This book has helped me to uncover student misconceptions and look into their thought processes regularly. A supervisor gave me the book in August, and it sat on my nightstand for several weeks. In my mind, it was going to be another book about visual learners and strategies for using images to increase engagement. I WAS WRONG. This book is different. It is not about visual learning; it focuses on making student thinking visible to the teacher. While still learning to use the visible thinking routines, I really feel more conscious of students’ understandings than ever.
JCE ChemEd Xchange provides a place for sharing information and opinions. Currently, articles, blogs and reading lists from ChemEd X contributors are listed below. We plan to include other items that the community wishes to share through their contributions to ChemEd X.
Even if they can overcome the physical and medical challenges of a year-long (one-way) space trip to Mars, will humans be able to bear the psychological stress?

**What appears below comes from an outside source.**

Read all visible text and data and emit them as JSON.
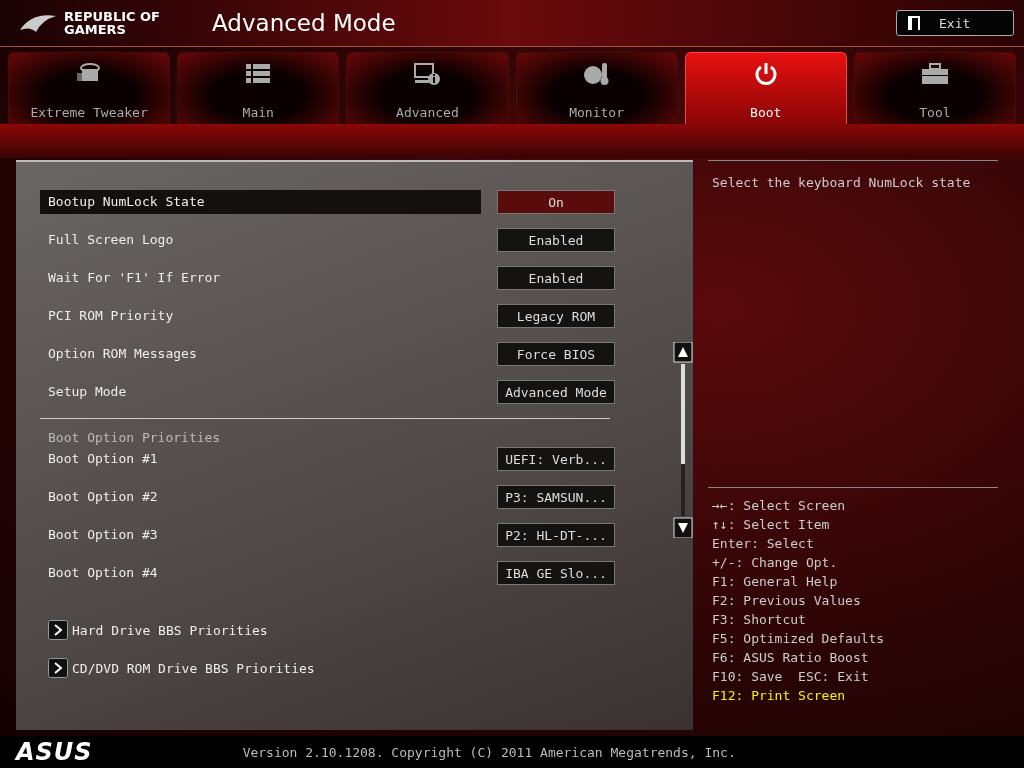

Last night I had the opportunity to do another lab that I wrote with my students. It is so exciting to see something go from words on a screen to a group of students working together in a laboratory. I learned so much as I walked around the room last night. Here are a few highlights:
Chemists Celebrate Earth Day
The April 2015 issue of the Journal of Chemical Education is now available for subscribers at http://pubs.acs.org/toc/jceda8/92/4. This issue features articles on atmospheric and environmental chemistry. Also featured in this issue are: microfluidic devices; problem solving strategies; information literacy; kinetics & thermodynamics; investigations of gases and organic synthesis; outreach.
The HaberFilm.com website is a helpful resource for teachers that have interest in using the Haber video in their curriculum. Reading materials and lesson ideas are available. I recently used a lesson that my colleague created directly from the provided materials. You can check out that lesson here. The lesson included some background reading, viewing the video, participating in an excellent discussion and a follow up writing assignment.
Last year while attending the Biennial Conference on Chemical Education at GVSU I had the opportunity to hear a talk that showed a video of a chemical demonstration showing the burning of magnesium metal. We have all seen many of these videos (thank you YouTube) and probably have performed this demo for our own students many times. During the video it may have been represented with a chemical equation followed by the students being asked to balance the equation or maybe even predict the products. Although the use of video including the showing of the equation nicely represents the macroscopic and symbolic representation, what was so unique about this particular video is that it also included the particulate representation embedded on top of the video of the demo. This was the first time I had seen the particulate level representation done like that and so I was intrigued in wanting to find more of these representations.
This week I am on spring break. Before spring break, my honors and regular Chemistry 1 classes made it through our third unit called “Periodic Table and Periodicity.” During this unit, we take about 3 days to learn the content and another 3-4 days to practice the content (more for Chemistry 1, less for Honors). One way that I have my students review the content is by playing a board game that I recreated from an NSTA conference a few years ago. In this board game students are instructed to place words on their proper line/location (including names of families/groups and regions of the periodic table) and arrows on yellow dots pointing in the direction that that periodic trend increases (trends include: Electronegativity, Ionization Energy, and Atomic Size/Radius). Feel free to create additional periodic trend arrows depending on what you’ve covered in class.
There are occasionally discussions amongst educators about the efficacy of using technology in the classroom. Does it really make a difference? One train of thought is looking at the use of technology through the SAMR lens. Is the technology simply a Substitution? Or does it Augment the learning compared to previous methods of learning the same material. Maybe the use of technology Modifies the learning tasks. Or will the technology actually Redefine the learning by allowing the student to interact with knowledge in a way that is impossible without this technology. With this in mind, I set about to use an iPad app and an online simulation to introduce my IB Chemistry students to the concept of Maxwell-Boltzmann distribution curves. I'm not sure exactly where it fits on the SAMR continuum, but without the simulations I could only show my students the graphical representation of the Maxwell-Boltzmann distribution curve. By using the simulations, I am attempting to help my students develope a deeper understanding of them.
I have taught for almost 30 years and have attended my fair share of professional development. Many of these have been very good (ChemEd, BCCE, ACS, NSTA, and ICE) but nothing has been as motivating, influential, and beneficial to my career as getting involved in the Chemistry Olympiad. Every year, the ACS sponsors a local section contest for high school students.